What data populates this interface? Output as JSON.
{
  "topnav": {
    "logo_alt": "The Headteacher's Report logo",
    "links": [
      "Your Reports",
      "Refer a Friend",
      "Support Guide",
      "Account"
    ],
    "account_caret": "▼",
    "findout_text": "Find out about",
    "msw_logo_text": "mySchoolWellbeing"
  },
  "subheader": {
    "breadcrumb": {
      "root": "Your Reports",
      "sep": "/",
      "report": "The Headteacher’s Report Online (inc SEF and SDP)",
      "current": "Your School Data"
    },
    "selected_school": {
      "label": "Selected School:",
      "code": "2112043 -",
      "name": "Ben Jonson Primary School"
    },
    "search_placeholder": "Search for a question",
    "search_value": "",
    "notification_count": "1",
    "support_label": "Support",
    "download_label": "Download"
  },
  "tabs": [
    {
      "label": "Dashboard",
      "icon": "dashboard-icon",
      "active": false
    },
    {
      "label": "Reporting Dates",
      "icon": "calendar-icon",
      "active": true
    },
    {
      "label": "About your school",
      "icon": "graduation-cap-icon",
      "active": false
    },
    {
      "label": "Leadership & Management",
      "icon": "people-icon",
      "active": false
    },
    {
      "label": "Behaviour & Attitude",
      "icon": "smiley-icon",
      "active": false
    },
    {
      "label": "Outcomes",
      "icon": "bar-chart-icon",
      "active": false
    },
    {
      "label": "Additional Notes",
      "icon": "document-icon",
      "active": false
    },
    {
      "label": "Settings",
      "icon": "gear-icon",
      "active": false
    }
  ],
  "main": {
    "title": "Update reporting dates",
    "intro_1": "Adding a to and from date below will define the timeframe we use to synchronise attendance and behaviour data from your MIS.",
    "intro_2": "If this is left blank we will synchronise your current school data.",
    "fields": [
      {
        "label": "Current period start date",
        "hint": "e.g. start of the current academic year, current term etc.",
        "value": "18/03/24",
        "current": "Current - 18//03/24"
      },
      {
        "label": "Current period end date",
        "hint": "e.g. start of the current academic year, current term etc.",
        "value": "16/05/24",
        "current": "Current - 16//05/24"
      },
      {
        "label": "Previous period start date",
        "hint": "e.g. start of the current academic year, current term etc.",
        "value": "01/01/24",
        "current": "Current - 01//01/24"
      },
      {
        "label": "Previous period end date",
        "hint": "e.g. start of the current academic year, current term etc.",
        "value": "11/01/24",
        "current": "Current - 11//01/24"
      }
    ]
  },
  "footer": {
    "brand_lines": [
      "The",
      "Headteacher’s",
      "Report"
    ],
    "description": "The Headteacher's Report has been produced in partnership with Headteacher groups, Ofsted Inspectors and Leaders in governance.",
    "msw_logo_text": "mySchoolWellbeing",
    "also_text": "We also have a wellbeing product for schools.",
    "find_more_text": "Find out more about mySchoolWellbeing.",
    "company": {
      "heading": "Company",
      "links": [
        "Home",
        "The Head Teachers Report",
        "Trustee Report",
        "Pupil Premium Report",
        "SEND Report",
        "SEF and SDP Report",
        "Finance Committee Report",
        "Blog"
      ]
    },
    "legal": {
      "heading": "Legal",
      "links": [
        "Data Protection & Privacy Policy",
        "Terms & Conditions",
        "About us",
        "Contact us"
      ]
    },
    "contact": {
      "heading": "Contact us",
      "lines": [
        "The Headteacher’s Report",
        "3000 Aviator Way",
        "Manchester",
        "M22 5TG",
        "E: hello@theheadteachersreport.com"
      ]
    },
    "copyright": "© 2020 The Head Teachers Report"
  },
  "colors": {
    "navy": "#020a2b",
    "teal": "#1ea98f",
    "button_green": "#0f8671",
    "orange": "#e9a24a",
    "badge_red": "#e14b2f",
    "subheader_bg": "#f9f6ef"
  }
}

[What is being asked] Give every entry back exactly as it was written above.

[Task answer]
What data populates this interface? Output as JSON.
{
  "topnav": {
    "logo_alt": "The Headteacher's Report logo",
    "links": [
      "Your Reports",
      "Refer a Friend",
      "Support Guide",
      "Account"
    ],
    "account_caret": "▼",
    "findout_text": "Find out about",
    "msw_logo_text": "mySchoolWellbeing"
  },
  "subheader": {
    "breadcrumb": {
      "root": "Your Reports",
      "sep": "/",
      "report": "The Headteacher’s Report Online (inc SEF and SDP)",
      "current": "Your School Data"
    },
    "selected_school": {
      "label": "Selected School:",
      "code": "2112043 -",
      "name": "Ben Jonson Primary School"
    },
    "search_placeholder": "Search for a question",
    "search_value": "",
    "notification_count": "1",
    "support_label": "Support",
    "download_label": "Download"
  },
  "tabs": [
    {
      "label": "Dashboard",
      "icon": "dashboard-icon",
      "active": false
    },
    {
      "label": "Reporting Dates",
      "icon": "calendar-icon",
      "active": true
    },
    {
      "label": "About your school",
      "icon": "graduation-cap-icon",
      "active": false
    },
    {
      "label": "Leadership & Management",
      "icon": "people-icon",
      "active": false
    },
    {
      "label": "Behaviour & Attitude",
      "icon": "smiley-icon",
      "active": false
    },
    {
      "label": "Outcomes",
      "icon": "bar-chart-icon",
      "active": false
    },
    {
      "label": "Additional Notes",
      "icon": "document-icon",
      "active": false
    },
    {
      "label": "Settings",
      "icon": "gear-icon",
      "active": false
    }
  ],
  "main": {
    "title": "Update reporting dates",
    "intro_1": "Adding a to and from date below will define the timeframe we use to synchronise attendance and behaviour data from your MIS.",
    "intro_2": "If this is left blank we will synchronise your current school data.",
    "fields": [
      {
        "label": "Current period start date",
        "hint": "e.g. start of the current academic year, current term etc.",
        "value": "18/03/24",
        "current": "Current - 18//03/24"
      },
      {
        "label": "Current period end date",
        "hint": "e.g. start of the current academic year, current term etc.",
        "value": "16/05/24",
        "current": "Current - 16//05/24"
      },
      {
        "label": "Previous period start date",
        "hint": "e.g. start of the current academic year, current term etc.",
        "value": "01/01/24",
        "current": "Current - 01//01/24"
      },
      {
        "label": "Previous period end date",
        "hint": "e.g. start of the current academic year, current term etc.",
        "value": "11/01/24",
        "current": "Current - 11//01/24"
      }
    ]
  },
  "footer": {
    "brand_lines": [
      "The",
      "Headteacher’s",
      "Report"
    ],
    "description": "The Headteacher's Report has been produced in partnership with Headteacher groups, Ofsted Inspectors and Leaders in governance.",
    "msw_logo_text": "mySchoolWellbeing",
    "also_text": "We also have a wellbeing product for schools.",
    "find_more_text": "Find out more about mySchoolWellbeing.",
    "company": {
      "heading": "Company",
      "links": [
        "Home",
        "The Head Teachers Report",
        "Trustee Report",
        "Pupil Premium Report",
        "SEND Report",
        "SEF and SDP Report",
        "Finance Committee Report",
        "Blog"
      ]
    },
    "legal": {
      "heading": "Legal",
      "links": [
        "Data Protection & Privacy Policy",
        "Terms & Conditions",
        "About us",
        "Contact us"
      ]
    },
    "contact": {
      "heading": "Contact us",
      "lines": [
        "The Headteacher’s Report",
        "3000 Aviator Way",
        "Manchester",
        "M22 5TG",
        "E: hello@theheadteachersreport.com"
      ]
    },
    "copyright": "© 2020 The Head Teachers Report"
  },
  "colors": {
    "navy": "#020a2b",
    "teal": "#1ea98f",
    "button_green": "#0f8671",
    "orange": "#e9a24a",
    "badge_red": "#e14b2f",
    "subheader_bg": "#f9f6ef"
  }
}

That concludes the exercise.